Sonderbooks Book Review of

If America Were a Village

A Book About the People of the United States

written by David J. Smith

illustrated by Shelagh Armstrong


Home Stand-outs Blog Gallery Info
If America Were a Village

A Book About the People of the United States

written by David J. Smith
illustrated by Shelagh Armstrong
Review posted March 14, 2010.
Kids Can Press, 2009. 32 pages.
Starred Review

I think this is a very cool book. It makes statistics accessible and understandable to children -- and to adults.

The premise of the book is this: America now has more than 306 million people, and numbers that big are hard to understand. So we are going to imagine that all the people who live here are reduced down to a village of 100 people. The author proceeds to describe that village, and also what the village would have been like in earlier times of American history. Each person in the village represents more than 3 million Americans in the real world.

The author is presenting percentages, but by talking about actual people in a village, it's far simpler to visualize and comprehend.

The author discusses many different aspects of the village. What languages do we speak? Where do we come from? Where do we live? What are our families like? (Did you know there are almost twice as many households in our village without children as with?) What religions do we practice? What do we do? How old are we? How wealthy are we? What do we own? What do we use? How healthy are we?

For example:

If the America of today were a village of 100: 15 would be of German ancestry, 11 would be of Irish ancestry, 9 African, 9 English, 7 Mexican, 6 Italian, 3 Polish, 3 French, 3 Native American, 2 Scottish, 2 Dutch, 2 Norwegian, 1 Scotch-Irish and 1 Swedish. The rest have other backgrounds.

I don't know about you, but I would never have guessed that breakdown, and there were many other surprising facts in this book.

In many of the sections, the author compares the American village to the rest of the world, or to America's past.

It's funny how talking about America as a village makes a huge list of facts suddenly much more interesting, because now they are in a form you can visualize.

The authors have another book, which I also recommend, called If the World Were a Village. There are nice resources at the end, and ideas for using the book in the classroom.

I like the author's ending statement in the notes at the back:

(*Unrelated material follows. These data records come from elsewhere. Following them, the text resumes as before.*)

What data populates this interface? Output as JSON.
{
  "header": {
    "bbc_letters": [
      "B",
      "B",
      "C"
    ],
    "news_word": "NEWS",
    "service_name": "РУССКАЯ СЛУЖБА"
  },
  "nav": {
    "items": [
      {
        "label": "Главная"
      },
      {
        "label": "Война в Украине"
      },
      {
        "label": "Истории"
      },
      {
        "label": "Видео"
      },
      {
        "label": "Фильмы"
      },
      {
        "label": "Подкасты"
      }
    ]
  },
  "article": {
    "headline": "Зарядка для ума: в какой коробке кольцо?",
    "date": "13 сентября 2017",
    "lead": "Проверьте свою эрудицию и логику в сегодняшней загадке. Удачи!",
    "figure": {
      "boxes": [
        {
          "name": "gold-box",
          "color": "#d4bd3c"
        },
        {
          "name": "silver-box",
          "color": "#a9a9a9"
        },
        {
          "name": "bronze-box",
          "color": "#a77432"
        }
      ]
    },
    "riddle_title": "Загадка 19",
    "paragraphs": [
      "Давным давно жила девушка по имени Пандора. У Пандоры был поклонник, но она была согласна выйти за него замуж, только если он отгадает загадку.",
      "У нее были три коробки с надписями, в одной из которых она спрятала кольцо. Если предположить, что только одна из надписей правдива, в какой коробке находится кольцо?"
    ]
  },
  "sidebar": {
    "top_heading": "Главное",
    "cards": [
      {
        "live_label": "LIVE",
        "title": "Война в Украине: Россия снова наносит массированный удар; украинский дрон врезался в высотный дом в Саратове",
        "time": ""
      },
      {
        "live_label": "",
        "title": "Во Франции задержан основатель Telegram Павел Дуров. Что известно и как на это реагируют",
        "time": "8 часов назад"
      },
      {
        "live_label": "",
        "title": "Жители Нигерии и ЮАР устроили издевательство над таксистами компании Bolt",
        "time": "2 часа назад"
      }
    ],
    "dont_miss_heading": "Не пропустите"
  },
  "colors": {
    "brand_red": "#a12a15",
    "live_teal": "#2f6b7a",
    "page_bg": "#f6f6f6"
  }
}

It is my hope that this book will enrich and improve that sense of community -- not just who we are, where we live and what we do and believe, but also where others live and what they do and what they believe -- and that kids will then be inspired to find ways to make their country and their world a better place.